Like the single family detached dwelling, family and Christmas is an American ideal. Everyone coming from far and wide to gather at one place, such as the idyllic grandparents' house, and celebrate a la a Norman Rockwell painting.
As I've aged, my family has, sadly, gotten smaller. But this year my mother is here and an aunt who lives down the road will be dropping by. So I can't complain … at least not until after eating too much ham in a couple of days!
It's been a good year for the hubby and me. We always make a point to remember that during this month while we're enjoying our holiday decorations and anticipating what goofy gifts we came up with for each other after more than a quarter century together.
That's our mantel there at the right, for which I take full credit or blame. Trimming the tree is the hubby's job, and I'll share his 2007 version with you in a couple of days.
For a lot of folks, though, the Christmas hearth is not what they hoped it would be this December. Much has been written about 2007's bursting real estate bubbles (including this piece on coastal Florida in today's New York Times), the foreclosure epidemic, the subprime debacle and ensuing legislative "fixes", so I won't rehash here.
But I do want to take a moment to mention folks who are in even direr straits, and to encourage all y'all who, like the hubby and me, have many, many reasons and the ability to revel in the season, to not forget those who can't.
The real giving season: Even at this late date, your community probably has a toy program for kids who otherwise wouldn't get a gift from Santa. While the organization might not be accepting toys right now, it most likely would welcome a financial donation. If you can't find one locally, consider the Marine Corps' national Toys for Tots effort.
There also are churches and public service groups who will be dishing out a Christmas meal for folks who have no kitchen of their own. A Google search is a good place to start, as is this Web page with a clickable map. And don't forget to check out the national office of the Salvation Army or your local branch.
Again, you don't have to don an apron to help, although many of these groups probably wouldn't turn you away if that's how you want to spend part of the 25th; you can provide a fiscal donation to help restock their shelves.

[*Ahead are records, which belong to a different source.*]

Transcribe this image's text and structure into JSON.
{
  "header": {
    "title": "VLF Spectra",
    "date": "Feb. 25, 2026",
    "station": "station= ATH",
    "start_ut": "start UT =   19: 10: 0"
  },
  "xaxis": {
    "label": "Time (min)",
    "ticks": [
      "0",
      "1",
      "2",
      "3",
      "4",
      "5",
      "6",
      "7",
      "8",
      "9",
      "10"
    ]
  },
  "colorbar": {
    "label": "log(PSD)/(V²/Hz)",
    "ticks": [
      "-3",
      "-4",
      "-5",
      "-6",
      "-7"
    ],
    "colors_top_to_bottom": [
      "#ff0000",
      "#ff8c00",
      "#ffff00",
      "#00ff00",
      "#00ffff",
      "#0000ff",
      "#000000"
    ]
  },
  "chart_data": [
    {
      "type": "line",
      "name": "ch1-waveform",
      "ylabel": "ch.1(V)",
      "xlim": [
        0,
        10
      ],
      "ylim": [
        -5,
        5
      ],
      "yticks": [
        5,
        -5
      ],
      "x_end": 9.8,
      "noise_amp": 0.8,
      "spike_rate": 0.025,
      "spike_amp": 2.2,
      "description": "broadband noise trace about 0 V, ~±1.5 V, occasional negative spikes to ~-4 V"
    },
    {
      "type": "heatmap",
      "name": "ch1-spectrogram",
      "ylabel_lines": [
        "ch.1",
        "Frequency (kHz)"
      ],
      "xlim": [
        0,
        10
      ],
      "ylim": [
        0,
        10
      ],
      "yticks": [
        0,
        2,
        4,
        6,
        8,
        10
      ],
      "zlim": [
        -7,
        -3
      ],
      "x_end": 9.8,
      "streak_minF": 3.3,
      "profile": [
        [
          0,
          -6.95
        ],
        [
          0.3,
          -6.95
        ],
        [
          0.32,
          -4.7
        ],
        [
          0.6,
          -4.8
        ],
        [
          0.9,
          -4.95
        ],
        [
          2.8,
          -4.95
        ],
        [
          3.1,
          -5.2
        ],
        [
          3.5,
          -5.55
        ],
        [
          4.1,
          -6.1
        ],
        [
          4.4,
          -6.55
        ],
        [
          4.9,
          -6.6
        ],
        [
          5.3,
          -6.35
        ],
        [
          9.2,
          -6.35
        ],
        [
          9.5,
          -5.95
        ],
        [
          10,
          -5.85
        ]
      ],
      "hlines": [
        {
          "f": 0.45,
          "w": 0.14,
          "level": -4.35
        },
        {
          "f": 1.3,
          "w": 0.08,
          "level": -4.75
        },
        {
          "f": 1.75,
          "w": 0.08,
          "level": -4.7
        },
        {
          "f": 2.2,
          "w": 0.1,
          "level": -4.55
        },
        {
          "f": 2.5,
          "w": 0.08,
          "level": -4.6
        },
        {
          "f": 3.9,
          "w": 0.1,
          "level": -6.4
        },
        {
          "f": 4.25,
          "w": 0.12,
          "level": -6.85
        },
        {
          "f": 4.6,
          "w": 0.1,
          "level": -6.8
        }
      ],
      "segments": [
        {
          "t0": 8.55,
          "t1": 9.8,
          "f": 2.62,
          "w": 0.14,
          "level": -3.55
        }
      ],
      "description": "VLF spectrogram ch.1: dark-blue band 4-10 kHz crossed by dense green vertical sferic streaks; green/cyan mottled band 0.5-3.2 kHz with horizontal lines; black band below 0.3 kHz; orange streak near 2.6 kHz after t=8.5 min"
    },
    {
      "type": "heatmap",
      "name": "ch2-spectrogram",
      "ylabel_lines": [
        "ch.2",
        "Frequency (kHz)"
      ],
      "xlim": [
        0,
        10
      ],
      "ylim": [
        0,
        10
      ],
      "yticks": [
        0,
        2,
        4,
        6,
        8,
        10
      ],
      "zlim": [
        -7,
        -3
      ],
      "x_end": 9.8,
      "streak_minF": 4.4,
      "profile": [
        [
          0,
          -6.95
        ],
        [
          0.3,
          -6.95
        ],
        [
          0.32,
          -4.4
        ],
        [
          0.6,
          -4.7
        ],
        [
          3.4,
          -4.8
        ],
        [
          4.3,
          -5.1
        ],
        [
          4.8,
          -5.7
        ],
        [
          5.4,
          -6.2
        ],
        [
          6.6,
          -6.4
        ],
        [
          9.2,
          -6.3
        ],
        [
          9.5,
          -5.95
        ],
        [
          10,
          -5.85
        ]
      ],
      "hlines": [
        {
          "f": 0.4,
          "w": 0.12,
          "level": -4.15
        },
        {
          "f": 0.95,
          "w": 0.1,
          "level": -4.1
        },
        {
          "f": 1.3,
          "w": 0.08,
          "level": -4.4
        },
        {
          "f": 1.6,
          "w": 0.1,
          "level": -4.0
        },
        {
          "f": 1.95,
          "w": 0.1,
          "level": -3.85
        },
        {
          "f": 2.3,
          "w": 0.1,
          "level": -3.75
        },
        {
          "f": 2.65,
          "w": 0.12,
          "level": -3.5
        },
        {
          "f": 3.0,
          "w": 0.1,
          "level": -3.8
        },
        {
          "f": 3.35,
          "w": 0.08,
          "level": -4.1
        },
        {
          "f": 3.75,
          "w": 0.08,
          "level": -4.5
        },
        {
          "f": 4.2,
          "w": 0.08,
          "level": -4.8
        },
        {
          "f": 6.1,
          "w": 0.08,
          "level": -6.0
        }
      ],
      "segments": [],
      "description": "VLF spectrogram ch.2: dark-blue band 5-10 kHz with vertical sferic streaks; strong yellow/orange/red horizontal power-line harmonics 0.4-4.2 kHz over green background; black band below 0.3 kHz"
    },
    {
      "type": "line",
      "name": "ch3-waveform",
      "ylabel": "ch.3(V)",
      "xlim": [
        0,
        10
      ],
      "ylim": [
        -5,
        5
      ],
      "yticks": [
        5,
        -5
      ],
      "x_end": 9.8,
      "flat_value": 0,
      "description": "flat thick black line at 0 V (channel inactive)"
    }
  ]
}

For folks who do have places to cook up a holiday dinner, but not enough food to do so, there also are food banks. Second Harvest will gladly accept your donations or direct you to one of its local affiliates.
Added pay backs: And now for how your goodwill can help you, although that's not the reason you're doing any of this.
If you itemized your taxes, you can deduct your financial donations. If you're short of cash right now, you can charge your contribution and it'll still count toward your 2007 tax return as long as you make the pledge by Dec. 31.
If you choose to give of your time, you can't deduct those hours volunteered. But there are still a few tax breaks for volunteers, detailed in this story.
Again, all these tax considerations are just afterthoughts. I know you give because the greatest joy is the act itself. But just in case your tax accountant asks in a couple of weeks, I wanted you to be prepared. That's my gift to you!
Saving on home-buying fees: If life has been good to you, too, and you're considering buying a home in the coming months, you'll want to read Gretchen Morgenson's story, also in today's New York Times, about "two entrepreneurs with decades of mortgage industry experience have devised a Web site that helps consumers protect themselves from excessive fees and hidden relationships that can drive up the costs of buying a home."